A Common Goal. It sounds obvious that people who join an MC model of church have a common goal, right?  Wrong!  How do I know?  Because I naively assumed that those who joined a (now failed) plant I led had a common goal.  And they all thought they did at the start too, or at least they so wanted to join that they told me they did.  It was only after a period of time, when the cracks started to appear, that I realised that evangelising the lost was not the primary goal of some who joined. I say “primary” because it was in there somewhere, just not integral.  It became clear that one couple had joined because they liked small church, whilst another family were just a bit more funky than the average evangelical church in my neck of the woods could cater for.  But what was most telling was that several of these couples had felt burned or burnt out by churches.  Now this is a real phenomenon, and one that needs to be addressed, but joining an MC church group whose goal is evangelism and mission is not the solution. The result is often a group in need of deep pastoral care, and who are suffering from shell-shock.  Sending them to the front line didn’t seem to be an option, nor did they want to go.  Ironically, my experience of the MC model in the UK showed me that evangelising the lost can be the solution to this burn-out or pain from past church experiences, but no MC will function well when too many of its people are emotionally or spiritually worn out at the start up.

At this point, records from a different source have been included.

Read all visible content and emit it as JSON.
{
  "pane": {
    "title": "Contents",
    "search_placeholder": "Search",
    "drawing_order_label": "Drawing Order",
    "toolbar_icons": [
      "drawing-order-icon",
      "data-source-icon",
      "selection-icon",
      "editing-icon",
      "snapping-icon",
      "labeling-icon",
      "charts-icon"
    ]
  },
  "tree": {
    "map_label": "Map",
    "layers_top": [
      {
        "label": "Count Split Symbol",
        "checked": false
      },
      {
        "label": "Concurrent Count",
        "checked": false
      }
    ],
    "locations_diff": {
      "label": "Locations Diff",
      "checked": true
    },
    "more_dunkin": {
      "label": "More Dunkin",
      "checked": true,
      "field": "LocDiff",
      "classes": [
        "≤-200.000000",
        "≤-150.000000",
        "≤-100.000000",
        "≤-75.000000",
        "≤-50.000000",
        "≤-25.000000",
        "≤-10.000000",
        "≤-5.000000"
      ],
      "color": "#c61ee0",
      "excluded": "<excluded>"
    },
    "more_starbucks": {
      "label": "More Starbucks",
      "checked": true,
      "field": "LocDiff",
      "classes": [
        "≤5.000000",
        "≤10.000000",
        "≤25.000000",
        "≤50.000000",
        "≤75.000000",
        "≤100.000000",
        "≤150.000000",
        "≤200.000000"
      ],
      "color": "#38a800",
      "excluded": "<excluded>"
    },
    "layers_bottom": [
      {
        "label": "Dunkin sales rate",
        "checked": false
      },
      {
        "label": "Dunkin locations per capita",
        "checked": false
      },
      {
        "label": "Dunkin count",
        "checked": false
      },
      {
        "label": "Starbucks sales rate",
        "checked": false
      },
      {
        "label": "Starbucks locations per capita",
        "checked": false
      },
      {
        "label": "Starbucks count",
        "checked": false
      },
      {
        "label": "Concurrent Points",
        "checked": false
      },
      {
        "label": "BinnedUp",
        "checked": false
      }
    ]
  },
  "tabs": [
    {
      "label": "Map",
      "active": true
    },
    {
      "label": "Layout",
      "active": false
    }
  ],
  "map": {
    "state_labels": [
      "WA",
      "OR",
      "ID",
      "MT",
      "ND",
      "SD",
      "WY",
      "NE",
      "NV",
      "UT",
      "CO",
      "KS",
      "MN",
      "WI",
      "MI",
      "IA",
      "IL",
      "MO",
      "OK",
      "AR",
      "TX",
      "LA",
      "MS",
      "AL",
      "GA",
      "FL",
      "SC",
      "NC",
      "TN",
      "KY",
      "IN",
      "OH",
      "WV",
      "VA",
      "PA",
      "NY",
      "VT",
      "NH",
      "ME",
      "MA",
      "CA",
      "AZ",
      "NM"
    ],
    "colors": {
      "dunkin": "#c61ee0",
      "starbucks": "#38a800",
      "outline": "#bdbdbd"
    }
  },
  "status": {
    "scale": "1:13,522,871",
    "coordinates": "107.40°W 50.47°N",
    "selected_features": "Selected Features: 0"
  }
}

Well, that’s a start. I am working on other aspects of this and will post them over time – including a reflection on the type of people best reached by either model.  I am a big advocate of the MC model, and am currently in a plant that operates both models, so I cover all bases! However we need to be clear and honest as we go into this process. The MC model is a great one, but we cannot and should not universalise it, nor view it as the solution to the evangelism of Australia (just as we don’t view solid Bible teaching churches as the solution – cos there are plenty of them too, and we’re still not keeping pace with population growth).